Share
Explore BrainMass

Financial Analysis of Companies

1. Under what circumstances might a company have a high p/e ratio even when investors are not optimistic about the company's future prospects?
2. Assume that you have several thousand dollars to invest in the stock market. Given that "people will always have to eat," you have decided to explore the possibility of investing in Wendy's and McDonald's. Your analysis of each company's financial statements reveals that both have negative working capital and both have current and quick ratios of less than 1 to 1. Assume that neither Wendy's or McDonald's accepts debit or credit cards. Based on your findings, should you be concerned about the short-term liquidity (solvency) of these two companies? Explain.
3. Assume that the net sales of a large department store have grown annually at a rate of 5% over each of the past several years. Do you think that the store is selling 5% more merchandise each year? Explain in detail.
4. Net sales at the General Store have been increasing at a reasonable rate, but net income has been declining steadily as a percentage of sales. What seems to be the problem?
5. Alpine Products experiences a considerable season variance in its business. The high point in the year's activity comes in November, the low point in July.

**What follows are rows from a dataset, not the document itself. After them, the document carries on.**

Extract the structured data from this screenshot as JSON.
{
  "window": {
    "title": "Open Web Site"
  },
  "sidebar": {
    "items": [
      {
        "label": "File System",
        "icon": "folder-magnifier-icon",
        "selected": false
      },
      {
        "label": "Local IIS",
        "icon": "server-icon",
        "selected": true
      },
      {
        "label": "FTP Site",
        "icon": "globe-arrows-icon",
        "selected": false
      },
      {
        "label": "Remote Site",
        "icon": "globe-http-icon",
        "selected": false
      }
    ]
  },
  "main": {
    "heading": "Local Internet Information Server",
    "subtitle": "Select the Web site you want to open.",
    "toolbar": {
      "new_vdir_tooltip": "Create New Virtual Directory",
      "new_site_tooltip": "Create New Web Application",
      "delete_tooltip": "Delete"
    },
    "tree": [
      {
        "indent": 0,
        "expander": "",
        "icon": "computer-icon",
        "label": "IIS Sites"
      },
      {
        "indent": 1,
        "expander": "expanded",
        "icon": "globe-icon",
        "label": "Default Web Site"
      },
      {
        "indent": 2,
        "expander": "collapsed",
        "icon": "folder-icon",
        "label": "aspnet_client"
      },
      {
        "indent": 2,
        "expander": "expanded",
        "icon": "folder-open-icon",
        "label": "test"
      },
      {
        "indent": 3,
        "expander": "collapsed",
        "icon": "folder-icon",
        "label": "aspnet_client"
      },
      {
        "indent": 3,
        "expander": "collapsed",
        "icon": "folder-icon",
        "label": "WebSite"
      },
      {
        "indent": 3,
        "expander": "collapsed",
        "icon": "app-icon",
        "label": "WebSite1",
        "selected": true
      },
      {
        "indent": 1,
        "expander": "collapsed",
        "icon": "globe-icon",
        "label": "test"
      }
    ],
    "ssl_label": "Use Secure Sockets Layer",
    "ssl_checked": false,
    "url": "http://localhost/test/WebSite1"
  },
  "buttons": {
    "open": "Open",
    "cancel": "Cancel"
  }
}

During which month would you expect the company's current ratio to be higher? If the company were choosing a fiscal year for accounting purposes, what advice would you give?
6. Top Drawer Inc. reported 2006 earnings per share of $3.26 and had no extraordinary items. In 2007 earnings per share on income before extraordinary items was $2.99, and earnings per share on net income was $3.49. Do you consider this trend to be favorable? Why or why not?
7. Assume that you are a financial analyst and that two of your clients are requesting your advice on certain companies as potential investments. Both clients are interested in purchasing common stock. One is primarily interested in the dividends to be received from the investment. The second is primarily interested in the growth of the market value of the stock. What information would you advise your clients to focus on in their respective analyses?

Solution Preview

1. Under what circumstances might a company have a high p/e ratio even when investors are not optimistic about the company's future prospects?

Typically, the higher a price/earning ratio, the more the market is willing to pay for the company's earnings. However, investors may interpret a high price/earning ratio as an overpriced stock; or investors may be over overly enthusiastic about a company's future and bid up the stock price, leading to a high price/earning ratio. In order to determine if a price/earning ratio is reasonable it is important to make comparisons between the company's valuation and other similar companies within the same industry. Included in this analysis could be dollars per day per store, and sales per square foot. An investor might also consider if the earnings being used in the price/earning calculation are historical or projected. It would be important to consider these aspects before randomly investing in a stock due to a high price/earning ratio.

Reference:
Zacks Investment Research. How to Use the Price to Earnings Ratio. Retrieved from http://www.zacks.com/education/articles.php?id=30.

2. Assume that you have several thousand dollars to invest in the stock market. Given that "people will always have to eat," you have decided to explore the possibility of investing in Wendy's and McDonald's. Your analysis of each company's financial statements reveals that both have negative working capital and both have current and quick ratios of less than 1 to 1. Assume that neither Wendy's nor McDonald's accepts debit or credit cards. Based on your findings, should you be concerned about the short-term liquidity (solvency) of these two companies? Explain.

Working capital is a measure of a company's ability to pay off short term debt as well as finance its day to day operations. If a company has negative working capital that means the company must take on additional debt to finance its' daily operations. In addition, it must have a plan for the future to resolve this deficit, in order to survive and thrive. Companies cannot exist in the long run working with negative working capital! Current ratio of less than 1 to 1 indicates that the companies have fewer assets than their debt. Assets might be real estate, inventory or pre-paid debt (credit/debit cards). Quick ratio is similar to current ratio but without the inventory or prepaid assets. In other words, could the companies meet their obligations (immediate liabilities) with their current assets? Since both companies reveal a negative working capital and both have ...

Solution Summary

This solution discusses under what circumstances might a company have a high p/e ratio even when investors are not optimistic about the company's future prospects. It also discusses reviewing financial statements with negative working capital and current and quick ratios of less than 1 to 1 and the concern of short-term liquidity (solvency). In addition, it discusses how companies choose what month to start a fiscal year, and how to evaluate if a company had a favorable year based on earnings per share.
Also, the solution reviews purchasing stock based on growth of market value of stock compared to purchasing for dividends. Examples and links are given for each of the various scenarios.

$2.19